NLP and brain-computer interfaces at the European Patent Office

This article from MIT’s technology review discusses a paper from a team at Stanford University titled “A high-performance speech neuroprosthesis” which was published as a preprint on bioRxiv (21 January 2023). The paper relates to translating the thoughts of a patient into text on a screen. These so-called brain-computer interfaces are particularly useful for sufferers of paralysis providing them the ability to communicate without the need to physically speak.

The team claim to have achieved new state-of-the-art performance at 62 words per minute decoded speech, “which is 3.4 times faster than the prior record” and “begins to approach the speed of natural conversation (160 words per minute)”. The paper further claims a 9.1% word error rate on a 50 word vocabulary, and an astonishingly low 23.8% word error rate on a 150,000 word vocabulary.

This state-of-the-art performance was achieved using two machine learning models, one to translate the brain’s electrical signals into predicted phonemes, the other to output a given word or sentence based on these predictions. The article discusses the integration of natural language models in newer methods of brain-computer interface, and points to the rise of larger and more complex natural language models, as potentially driving further developments in the field.

Given how useful brain-computer interfaces are likely to be for patients, it is only natural to expect the developers to pursue patent protection.

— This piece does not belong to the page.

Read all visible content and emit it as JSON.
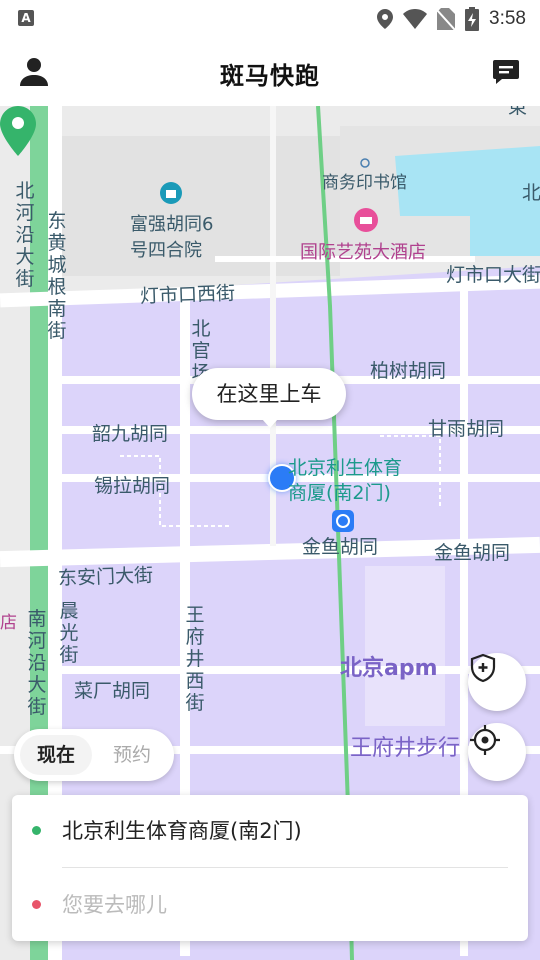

Applicants and attorneys familiar with the European Patent Office’s (EPO’s) approach may wonder how friendly the EPO’s current approach is to patent developments in this area, given the EPO’s position on Natural Language Processing (NLP). According to the EPO’s Guidelines for Examination “classifying text documents solely in respect of their textual content is however not regarded to be per se a technical purpose but a linguistic one”. Additionally, the EPO often seeks to distinguish “cognitive” data from technical data, and the EPO’s Guidelines for Examination state that “cognitive data…are those data whose content and meaning are only relevant to human users and do not contribute to producing a technical effect.” Given that the data in question relates to textual content/language and cognitive data, one may be forgiven for wondering if brain-computer interfaces are patentable at the EPO.

However, developments in this area is very likely to be patentable, and there are a number of granted European patents in this field. In the Enlarged Board of Appeal’s decision in G1/19, the ruling pointed to ways in which a technical effect can be achieved, including input or outputs that have direct links with physical reality. In the case of brain-computer interfaces, the measured electrical brain signals are clearly inputs with a direct link to physical reality and these inputs are processed to convert the electrical signals into a real world output.

As always in the field of machine learning, the key is to ensure that your patent application is drafted by an attorney with an expert understanding of the legal and technical issues, so that the pitfalls can be avoided and you give yourself the best chance of success.

More philosophically, the issues highlighted above do perhaps beg the question of whether the EPO’s approach to natural language processing is appropriate. If words themselves can be accurately predicted based on a real world technical input, such as an electrical signal, this arguably implies that words and language are not merely “cognitive” and “non-technical” as the EPO currently hold.

"The success of large language models over the last few years makes me think that a speech prosthesis is close at hand"


artificial intelligence, medical technologies, patents